Dear Annie: My sister died seven years ago, and within six months, my brother-in-law was dating. “John” stays in touch with my 96-year-old mother and gives her news of the grandchildren, now in their 20s. John and I never had a good relationship, and our contact consists mostly of his children’s upcoming milestones.
This past summer, John flew his new girlfriend into town to meet my mom. I thought that was insensitive. Then, at Christmas, he set up a system so his children can e-mail their grandmother and she will receive it via the regular postal system. It was a nice idea, but most of the letters have been from John, containing news of his engagement (replete with photos of the ring) and, most recently, information about his upcoming marriage and the extensive remodel of the house he shared with my sister.
These letters clearly were upsetting to my mom. For the 25 years my sister was married to John, she lived quite modestly. His children were shocked when he announced his plans to marry at their family Christmas gathering.
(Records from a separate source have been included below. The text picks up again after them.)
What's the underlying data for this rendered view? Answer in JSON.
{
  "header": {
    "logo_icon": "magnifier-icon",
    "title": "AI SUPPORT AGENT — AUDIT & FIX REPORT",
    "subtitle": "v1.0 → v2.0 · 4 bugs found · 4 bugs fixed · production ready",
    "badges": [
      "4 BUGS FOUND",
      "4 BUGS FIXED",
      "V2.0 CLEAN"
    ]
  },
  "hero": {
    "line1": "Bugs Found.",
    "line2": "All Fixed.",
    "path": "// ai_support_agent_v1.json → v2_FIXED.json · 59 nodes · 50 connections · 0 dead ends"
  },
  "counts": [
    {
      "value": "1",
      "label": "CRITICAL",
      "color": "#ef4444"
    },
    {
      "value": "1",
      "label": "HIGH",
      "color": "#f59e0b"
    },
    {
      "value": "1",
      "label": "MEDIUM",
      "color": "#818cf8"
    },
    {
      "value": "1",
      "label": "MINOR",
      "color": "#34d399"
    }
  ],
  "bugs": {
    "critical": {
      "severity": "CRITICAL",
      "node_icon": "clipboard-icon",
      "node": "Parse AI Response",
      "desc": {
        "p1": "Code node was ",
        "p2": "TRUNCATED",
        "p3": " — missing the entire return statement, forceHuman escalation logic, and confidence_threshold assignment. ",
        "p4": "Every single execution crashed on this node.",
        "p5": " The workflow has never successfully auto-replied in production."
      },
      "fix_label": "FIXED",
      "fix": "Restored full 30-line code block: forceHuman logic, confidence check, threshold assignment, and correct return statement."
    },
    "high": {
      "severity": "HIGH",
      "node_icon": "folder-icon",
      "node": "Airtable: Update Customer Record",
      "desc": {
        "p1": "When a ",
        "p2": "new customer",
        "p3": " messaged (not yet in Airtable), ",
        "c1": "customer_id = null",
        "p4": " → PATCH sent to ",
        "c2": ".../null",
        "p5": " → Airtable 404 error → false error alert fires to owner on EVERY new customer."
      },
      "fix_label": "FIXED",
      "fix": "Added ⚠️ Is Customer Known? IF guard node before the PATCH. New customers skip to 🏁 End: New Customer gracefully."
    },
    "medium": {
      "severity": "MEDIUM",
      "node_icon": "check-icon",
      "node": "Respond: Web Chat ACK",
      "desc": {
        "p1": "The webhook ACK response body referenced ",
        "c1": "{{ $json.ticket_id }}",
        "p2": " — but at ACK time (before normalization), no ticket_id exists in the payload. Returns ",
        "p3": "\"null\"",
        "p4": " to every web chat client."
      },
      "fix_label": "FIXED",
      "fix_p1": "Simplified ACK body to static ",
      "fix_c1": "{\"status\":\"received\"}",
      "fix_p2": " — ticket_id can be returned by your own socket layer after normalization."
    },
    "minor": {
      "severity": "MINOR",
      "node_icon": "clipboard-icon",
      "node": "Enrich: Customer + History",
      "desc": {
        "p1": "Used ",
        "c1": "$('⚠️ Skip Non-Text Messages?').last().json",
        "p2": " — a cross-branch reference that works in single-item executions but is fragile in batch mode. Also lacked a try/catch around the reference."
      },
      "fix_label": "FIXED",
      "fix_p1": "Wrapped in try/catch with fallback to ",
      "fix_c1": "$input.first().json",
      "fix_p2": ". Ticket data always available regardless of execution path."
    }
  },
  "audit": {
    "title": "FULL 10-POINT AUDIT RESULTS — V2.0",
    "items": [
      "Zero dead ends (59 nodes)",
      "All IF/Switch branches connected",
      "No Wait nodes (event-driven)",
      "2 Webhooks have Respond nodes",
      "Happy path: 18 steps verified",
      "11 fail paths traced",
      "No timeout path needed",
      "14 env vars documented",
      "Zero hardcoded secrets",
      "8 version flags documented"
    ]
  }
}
The children had no idea, and it was quite painful for them.
I say John is acting immaturely. There is no need to give us all these details, especially my mom. I think he is being inconsiderate, insensitive and boorish, but Mom doesn’t want to rock the boat. Is it OK for me to e-mail John and ask him to please stop sending letters with the details of his love life?
— Enough Already Sister
Dear Sister: Yes, provided you can do it in a civil, semi-friendly way. Try this: “I appreciate that you are trying to keep us informed about your life. However, you may not realize how painful it is for us, especially my mother, to hear all the details of your upcoming marriage and home renovations. I know it is not your intention to hurt any of us, so perhaps you could share a little less information. Please know we all wish you the best.”
Dear Annie: I am a 57-year-old female, widowed twice. My adult daughter lives 30 minutes away.
I have a male cousin who is divorced and lives nearby. We have been spending time together and really enjoy each other’s company. My daughter thinks this is morally wrong and is giving me a lot of grief about it. She thinks if we had met by chance, it would be OK, but not if we are related.
I’m not entirely sure what the relationship is, but we are not first cousins. Our grandmothers were sisters. What do you think?
— Kissing Cousin
Dear Cousin: If your grandmothers were sisters, that makes you second cousins. We see no harm in dating your second cousin. It is not against the law, and we assume you are not planning on having children together, so there is no genetic prohibition. Our Biblical ancestors were often married cousins. We hope your daughter can get over her judgmental attitude and be happy for you.